>>>
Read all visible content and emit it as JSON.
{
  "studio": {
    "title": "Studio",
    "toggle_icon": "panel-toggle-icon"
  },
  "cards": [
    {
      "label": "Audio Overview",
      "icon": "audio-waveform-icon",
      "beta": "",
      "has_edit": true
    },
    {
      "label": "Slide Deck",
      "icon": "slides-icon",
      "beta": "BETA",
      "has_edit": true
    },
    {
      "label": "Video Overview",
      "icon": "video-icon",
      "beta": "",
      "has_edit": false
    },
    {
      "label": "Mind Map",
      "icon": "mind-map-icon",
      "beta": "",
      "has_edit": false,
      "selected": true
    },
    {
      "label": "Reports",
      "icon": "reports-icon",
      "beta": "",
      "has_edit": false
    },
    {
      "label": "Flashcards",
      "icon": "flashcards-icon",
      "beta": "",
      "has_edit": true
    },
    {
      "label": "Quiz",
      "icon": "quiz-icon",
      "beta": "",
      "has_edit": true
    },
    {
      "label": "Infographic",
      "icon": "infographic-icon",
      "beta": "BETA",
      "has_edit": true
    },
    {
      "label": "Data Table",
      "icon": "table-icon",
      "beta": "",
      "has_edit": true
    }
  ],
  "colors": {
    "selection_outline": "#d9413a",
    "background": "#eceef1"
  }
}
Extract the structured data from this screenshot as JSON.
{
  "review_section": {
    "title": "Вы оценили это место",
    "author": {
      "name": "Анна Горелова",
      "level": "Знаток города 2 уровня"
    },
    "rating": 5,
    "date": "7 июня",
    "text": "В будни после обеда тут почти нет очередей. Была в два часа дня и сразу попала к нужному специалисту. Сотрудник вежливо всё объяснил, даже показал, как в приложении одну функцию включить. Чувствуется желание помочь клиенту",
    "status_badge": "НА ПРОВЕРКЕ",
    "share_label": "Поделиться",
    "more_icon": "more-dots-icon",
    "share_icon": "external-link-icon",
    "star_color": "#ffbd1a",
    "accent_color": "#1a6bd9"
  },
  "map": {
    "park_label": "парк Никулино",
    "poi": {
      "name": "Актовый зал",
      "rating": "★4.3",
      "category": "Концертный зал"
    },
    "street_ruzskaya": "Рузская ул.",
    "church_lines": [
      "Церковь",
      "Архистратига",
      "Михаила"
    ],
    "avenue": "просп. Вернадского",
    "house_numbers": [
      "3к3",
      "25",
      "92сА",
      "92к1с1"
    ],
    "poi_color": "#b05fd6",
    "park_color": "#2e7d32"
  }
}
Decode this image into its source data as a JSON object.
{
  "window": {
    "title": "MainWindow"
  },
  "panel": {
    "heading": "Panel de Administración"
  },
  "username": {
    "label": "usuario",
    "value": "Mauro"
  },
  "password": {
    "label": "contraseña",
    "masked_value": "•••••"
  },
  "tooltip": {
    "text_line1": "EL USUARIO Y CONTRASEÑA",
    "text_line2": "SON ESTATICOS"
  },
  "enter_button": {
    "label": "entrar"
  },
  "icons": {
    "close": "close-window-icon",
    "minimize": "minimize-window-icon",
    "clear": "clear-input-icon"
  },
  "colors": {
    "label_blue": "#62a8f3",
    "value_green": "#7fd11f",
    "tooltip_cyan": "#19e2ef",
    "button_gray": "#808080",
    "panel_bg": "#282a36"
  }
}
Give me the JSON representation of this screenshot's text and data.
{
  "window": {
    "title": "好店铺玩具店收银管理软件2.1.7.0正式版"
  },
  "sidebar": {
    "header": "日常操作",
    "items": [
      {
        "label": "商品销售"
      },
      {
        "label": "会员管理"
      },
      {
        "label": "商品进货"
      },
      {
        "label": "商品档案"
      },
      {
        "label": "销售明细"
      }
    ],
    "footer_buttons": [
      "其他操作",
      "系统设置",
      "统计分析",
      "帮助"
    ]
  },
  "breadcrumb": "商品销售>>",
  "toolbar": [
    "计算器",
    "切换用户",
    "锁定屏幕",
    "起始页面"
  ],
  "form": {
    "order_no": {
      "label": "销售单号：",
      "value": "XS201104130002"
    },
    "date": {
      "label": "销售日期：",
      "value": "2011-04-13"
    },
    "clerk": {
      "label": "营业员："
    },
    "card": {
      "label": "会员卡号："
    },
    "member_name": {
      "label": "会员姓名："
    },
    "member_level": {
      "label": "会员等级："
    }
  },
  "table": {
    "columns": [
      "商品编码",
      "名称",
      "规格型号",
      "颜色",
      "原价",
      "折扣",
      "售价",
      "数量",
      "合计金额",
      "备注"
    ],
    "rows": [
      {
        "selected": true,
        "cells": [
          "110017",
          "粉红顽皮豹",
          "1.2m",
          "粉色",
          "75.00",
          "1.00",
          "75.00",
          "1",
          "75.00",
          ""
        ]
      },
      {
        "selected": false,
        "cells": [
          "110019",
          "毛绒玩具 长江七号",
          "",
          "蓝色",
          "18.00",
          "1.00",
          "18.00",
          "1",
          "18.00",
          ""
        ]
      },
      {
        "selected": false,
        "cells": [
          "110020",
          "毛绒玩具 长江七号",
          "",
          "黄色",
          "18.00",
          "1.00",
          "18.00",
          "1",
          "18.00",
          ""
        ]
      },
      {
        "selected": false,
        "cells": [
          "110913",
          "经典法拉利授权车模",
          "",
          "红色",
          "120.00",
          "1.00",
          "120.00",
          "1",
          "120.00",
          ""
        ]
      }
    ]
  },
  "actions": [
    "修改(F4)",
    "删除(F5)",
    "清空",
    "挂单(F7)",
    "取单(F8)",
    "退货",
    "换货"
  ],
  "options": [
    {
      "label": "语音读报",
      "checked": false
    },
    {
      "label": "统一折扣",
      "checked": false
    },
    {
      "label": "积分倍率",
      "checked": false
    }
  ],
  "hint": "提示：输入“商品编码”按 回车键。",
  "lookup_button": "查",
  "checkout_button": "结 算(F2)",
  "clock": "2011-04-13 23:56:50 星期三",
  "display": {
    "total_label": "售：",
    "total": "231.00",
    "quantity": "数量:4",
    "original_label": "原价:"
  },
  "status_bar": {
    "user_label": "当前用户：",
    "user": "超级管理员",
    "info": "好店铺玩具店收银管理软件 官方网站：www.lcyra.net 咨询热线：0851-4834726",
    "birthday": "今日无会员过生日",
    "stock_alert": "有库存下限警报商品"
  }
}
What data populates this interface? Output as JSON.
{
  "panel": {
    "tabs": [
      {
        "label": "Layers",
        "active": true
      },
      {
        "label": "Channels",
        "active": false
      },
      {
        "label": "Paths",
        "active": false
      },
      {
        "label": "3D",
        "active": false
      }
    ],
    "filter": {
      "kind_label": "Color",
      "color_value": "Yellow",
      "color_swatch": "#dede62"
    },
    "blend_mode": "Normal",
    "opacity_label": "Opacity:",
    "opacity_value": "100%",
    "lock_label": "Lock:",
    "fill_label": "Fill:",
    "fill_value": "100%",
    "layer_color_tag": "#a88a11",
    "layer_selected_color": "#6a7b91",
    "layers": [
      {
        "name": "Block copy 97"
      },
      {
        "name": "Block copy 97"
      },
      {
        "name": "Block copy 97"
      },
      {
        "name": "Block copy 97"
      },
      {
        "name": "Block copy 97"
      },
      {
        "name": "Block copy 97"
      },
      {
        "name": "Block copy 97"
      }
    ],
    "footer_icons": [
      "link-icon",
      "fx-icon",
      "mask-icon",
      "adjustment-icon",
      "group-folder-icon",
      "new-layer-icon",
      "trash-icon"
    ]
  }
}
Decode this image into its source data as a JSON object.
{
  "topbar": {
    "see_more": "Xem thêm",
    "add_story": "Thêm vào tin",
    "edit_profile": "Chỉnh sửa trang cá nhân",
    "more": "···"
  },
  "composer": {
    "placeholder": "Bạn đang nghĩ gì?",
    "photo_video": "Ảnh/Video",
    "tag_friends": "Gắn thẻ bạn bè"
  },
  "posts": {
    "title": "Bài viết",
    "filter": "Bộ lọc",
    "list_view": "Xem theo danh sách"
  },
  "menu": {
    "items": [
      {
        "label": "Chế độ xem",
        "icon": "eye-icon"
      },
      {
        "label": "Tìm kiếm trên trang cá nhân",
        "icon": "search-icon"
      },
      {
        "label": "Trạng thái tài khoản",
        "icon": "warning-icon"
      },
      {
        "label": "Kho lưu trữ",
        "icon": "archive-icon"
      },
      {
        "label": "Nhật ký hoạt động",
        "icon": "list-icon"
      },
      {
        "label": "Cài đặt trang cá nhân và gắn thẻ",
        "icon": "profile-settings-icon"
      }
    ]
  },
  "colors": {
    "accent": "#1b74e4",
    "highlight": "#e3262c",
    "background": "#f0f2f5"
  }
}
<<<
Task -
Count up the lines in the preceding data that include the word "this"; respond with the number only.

Solution below -
5